Work instruction
Return the data. Every word must match.

Entries provided
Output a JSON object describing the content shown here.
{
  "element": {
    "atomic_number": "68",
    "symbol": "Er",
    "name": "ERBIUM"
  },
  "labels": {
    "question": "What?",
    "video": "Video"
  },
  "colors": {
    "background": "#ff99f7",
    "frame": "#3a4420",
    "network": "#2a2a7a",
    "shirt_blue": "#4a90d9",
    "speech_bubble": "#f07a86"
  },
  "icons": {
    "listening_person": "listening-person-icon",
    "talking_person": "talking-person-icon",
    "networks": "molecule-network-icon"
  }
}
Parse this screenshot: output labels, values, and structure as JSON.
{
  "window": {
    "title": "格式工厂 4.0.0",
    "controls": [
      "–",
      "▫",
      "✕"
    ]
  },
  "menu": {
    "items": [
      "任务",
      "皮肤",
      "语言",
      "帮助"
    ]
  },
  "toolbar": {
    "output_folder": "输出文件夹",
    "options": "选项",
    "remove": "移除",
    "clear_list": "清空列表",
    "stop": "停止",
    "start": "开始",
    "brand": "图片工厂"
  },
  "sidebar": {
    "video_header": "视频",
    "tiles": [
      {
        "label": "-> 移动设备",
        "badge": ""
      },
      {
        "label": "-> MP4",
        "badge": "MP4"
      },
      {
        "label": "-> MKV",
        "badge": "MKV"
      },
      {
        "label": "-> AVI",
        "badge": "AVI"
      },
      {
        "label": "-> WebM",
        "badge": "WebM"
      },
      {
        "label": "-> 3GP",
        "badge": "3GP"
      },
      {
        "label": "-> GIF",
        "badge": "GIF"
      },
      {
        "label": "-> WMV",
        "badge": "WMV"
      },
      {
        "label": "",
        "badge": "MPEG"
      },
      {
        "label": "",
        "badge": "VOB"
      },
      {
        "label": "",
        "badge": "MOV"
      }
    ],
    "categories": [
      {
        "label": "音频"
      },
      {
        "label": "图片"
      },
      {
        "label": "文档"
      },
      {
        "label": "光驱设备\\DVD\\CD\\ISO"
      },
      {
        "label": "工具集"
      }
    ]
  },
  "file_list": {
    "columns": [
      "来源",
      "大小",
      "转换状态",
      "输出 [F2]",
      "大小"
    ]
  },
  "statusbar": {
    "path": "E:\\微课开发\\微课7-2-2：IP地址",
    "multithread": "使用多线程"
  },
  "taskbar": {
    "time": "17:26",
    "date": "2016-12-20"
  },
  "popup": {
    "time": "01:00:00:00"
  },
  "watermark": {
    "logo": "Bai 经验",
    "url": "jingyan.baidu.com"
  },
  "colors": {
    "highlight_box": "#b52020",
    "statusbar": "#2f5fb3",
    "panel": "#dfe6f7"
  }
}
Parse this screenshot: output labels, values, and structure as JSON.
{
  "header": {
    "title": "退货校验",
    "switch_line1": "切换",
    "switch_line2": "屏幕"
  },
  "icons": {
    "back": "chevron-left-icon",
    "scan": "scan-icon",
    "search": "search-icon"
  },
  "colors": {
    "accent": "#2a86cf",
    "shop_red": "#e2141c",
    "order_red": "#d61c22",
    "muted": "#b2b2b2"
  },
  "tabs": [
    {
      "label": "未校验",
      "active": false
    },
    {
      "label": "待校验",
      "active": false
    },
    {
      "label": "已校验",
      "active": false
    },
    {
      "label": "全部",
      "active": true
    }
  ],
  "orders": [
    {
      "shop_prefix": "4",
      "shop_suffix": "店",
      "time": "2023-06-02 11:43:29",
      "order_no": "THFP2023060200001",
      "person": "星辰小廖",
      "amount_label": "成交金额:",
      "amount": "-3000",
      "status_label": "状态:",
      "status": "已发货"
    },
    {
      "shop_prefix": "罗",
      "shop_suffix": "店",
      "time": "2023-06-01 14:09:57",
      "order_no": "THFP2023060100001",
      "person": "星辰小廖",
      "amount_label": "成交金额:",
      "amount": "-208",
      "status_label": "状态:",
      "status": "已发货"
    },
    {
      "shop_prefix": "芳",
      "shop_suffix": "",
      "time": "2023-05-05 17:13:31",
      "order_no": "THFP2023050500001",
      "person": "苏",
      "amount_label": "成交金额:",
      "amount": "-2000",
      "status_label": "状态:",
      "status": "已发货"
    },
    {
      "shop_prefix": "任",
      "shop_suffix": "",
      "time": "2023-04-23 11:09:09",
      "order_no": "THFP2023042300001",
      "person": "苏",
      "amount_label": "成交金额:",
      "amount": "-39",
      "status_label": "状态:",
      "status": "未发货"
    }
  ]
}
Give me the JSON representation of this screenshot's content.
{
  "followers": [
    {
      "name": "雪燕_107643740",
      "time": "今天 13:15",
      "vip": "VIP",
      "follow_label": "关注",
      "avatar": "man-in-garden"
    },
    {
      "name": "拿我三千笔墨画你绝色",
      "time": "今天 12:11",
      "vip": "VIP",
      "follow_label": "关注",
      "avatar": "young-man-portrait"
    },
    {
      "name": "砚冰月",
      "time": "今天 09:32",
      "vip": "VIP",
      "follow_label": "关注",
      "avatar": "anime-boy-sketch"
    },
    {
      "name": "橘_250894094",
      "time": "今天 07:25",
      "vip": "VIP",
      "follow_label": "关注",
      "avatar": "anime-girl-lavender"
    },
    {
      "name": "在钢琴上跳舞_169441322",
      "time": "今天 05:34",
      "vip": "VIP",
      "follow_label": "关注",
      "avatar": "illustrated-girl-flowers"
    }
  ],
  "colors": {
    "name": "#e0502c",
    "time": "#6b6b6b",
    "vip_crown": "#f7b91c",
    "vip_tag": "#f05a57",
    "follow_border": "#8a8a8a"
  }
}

Result for this task
Output a JSON object describing the content shown here.
{
  "element": {
    "atomic_number": "68",
    "symbol": "Er",
    "name": "ERBIUM"
  },
  "labels": {
    "question": "What?",
    "video": "Video"
  },
  "colors": {
    "background": "#ff99f7",
    "frame": "#3a4420",
    "network": "#2a2a7a",
    "shirt_blue": "#4a90d9",
    "speech_bubble": "#f07a86"
  },
  "icons": {
    "listening_person": "listening-person-icon",
    "talking_person": "talking-person-icon",
    "networks": "molecule-network-icon"
  }
}
Parse this screenshot: output labels, values, and structure as JSON.
{
  "window": {
    "title": "格式工厂 4.0.0",
    "controls": [
      "–",
      "▫",
      "✕"
    ]
  },
  "menu": {
    "items": [
      "任务",
      "皮肤",
      "语言",
      "帮助"
    ]
  },
  "toolbar": {
    "output_folder": "输出文件夹",
    "options": "选项",
    "remove": "移除",
    "clear_list": "清空列表",
    "stop": "停止",
    "start": "开始",
    "brand": "图片工厂"
  },
  "sidebar": {
    "video_header": "视频",
    "tiles": [
      {
        "label": "-> 移动设备",
        "badge": ""
      },
      {
        "label": "-> MP4",
        "badge": "MP4"
      },
      {
        "label": "-> MKV",
        "badge": "MKV"
      },
      {
        "label": "-> AVI",
        "badge": "AVI"
      },
      {
        "label": "-> WebM",
        "badge": "WebM"
      },
      {
        "label": "-> 3GP",
        "badge": "3GP"
      },
      {
        "label": "-> GIF",
        "badge": "GIF"
      },
      {
        "label": "-> WMV",
        "badge": "WMV"
      },
      {
        "label": "",
        "badge": "MPEG"
      },
      {
        "label": "",
        "badge": "VOB"
      },
      {
        "label": "",
        "badge": "MOV"
      }
    ],
    "categories": [
      {
        "label": "音频"
      },
      {
        "label": "图片"
      },
      {
        "label": "文档"
      },
      {
        "label": "光驱设备\\DVD\\CD\\ISO"
      },
      {
        "label": "工具集"
      }
    ]
  },
  "file_list": {
    "columns": [
      "来源",
      "大小",
      "转换状态",
      "输出 [F2]",
      "大小"
    ]
  },
  "statusbar": {
    "path": "E:\\微课开发\\微课7-2-2：IP地址",
    "multithread": "使用多线程"
  },
  "taskbar": {
    "time": "17:26",
    "date": "2016-12-20"
  },
  "popup": {
    "time": "01:00:00:00"
  },
  "watermark": {
    "logo": "Bai 经验",
    "url": "jingyan.baidu.com"
  },
  "colors": {
    "highlight_box": "#b52020",
    "statusbar": "#2f5fb3",
    "panel": "#dfe6f7"
  }
}
Parse this screenshot: output labels, values, and structure as JSON.
{
  "header": {
    "title": "退货校验",
    "switch_line1": "切换",
    "switch_line2": "屏幕"
  },
  "icons": {
    "back": "chevron-left-icon",
    "scan": "scan-icon",
    "search": "search-icon"
  },
  "colors": {
    "accent": "#2a86cf",
    "shop_red": "#e2141c",
    "order_red": "#d61c22",
    "muted": "#b2b2b2"
  },
  "tabs": [
    {
      "label": "未校验",
      "active": false
    },
    {
      "label": "待校验",
      "active": false
    },
    {
      "label": "已校验",
      "active": false
    },
    {
      "label": "全部",
      "active": true
    }
  ],
  "orders": [
    {
      "shop_prefix": "4",
      "shop_suffix": "店",
      "time": "2023-06-02 11:43:29",
      "order_no": "THFP2023060200001",
      "person": "星辰小廖",
      "amount_label": "成交金额:",
      "amount": "-3000",
      "status_label": "状态:",
      "status": "已发货"
    },
    {
      "shop_prefix": "罗",
      "shop_suffix": "店",
      "time": "2023-06-01 14:09:57",
      "order_no": "THFP2023060100001",
      "person": "星辰小廖",
      "amount_label": "成交金额:",
      "amount": "-208",
      "status_label": "状态:",
      "status": "已发货"
    },
    {
      "shop_prefix": "芳",
      "shop_suffix": "",
      "time": "2023-05-05 17:13:31",
      "order_no": "THFP2023050500001",
      "person": "苏",
      "amount_label": "成交金额:",
      "amount": "-2000",
      "status_label": "状态:",
      "status": "已发货"
    },
    {
      "shop_prefix": "任",
      "shop_suffix": "",
      "time": "2023-04-23 11:09:09",
      "order_no": "THFP2023042300001",
      "person": "苏",
      "amount_label": "成交金额:",
      "amount": "-39",
      "status_label": "状态:",
      "status": "未发货"
    }
  ]
}
Give me the JSON representation of this screenshot's content.
{
  "followers": [
    {
      "name": "雪燕_107643740",
      "time": "今天 13:15",
      "vip": "VIP",
      "follow_label": "关注",
      "avatar": "man-in-garden"
    },
    {
      "name": "拿我三千笔墨画你绝色",
      "time": "今天 12:11",
      "vip": "VIP",
      "follow_label": "关注",
      "avatar": "young-man-portrait"
    },
    {
      "name": "砚冰月",
      "time": "今天 09:32",
      "vip": "VIP",
      "follow_label": "关注",
      "avatar": "anime-boy-sketch"
    },
    {
      "name": "橘_250894094",
      "time": "今天 07:25",
      "vip": "VIP",
      "follow_label": "关注",
      "avatar": "anime-girl-lavender"
    },
    {
      "name": "在钢琴上跳舞_169441322",
      "time": "今天 05:34",
      "vip": "VIP",
      "follow_label": "关注",
      "avatar": "illustrated-girl-flowers"
    }
  ],
  "colors": {
    "name": "#e0502c",
    "time": "#6b6b6b",
    "vip_crown": "#f7b91c",
    "vip_tag": "#f05a57",
    "follow_border": "#8a8a8a"
  }
}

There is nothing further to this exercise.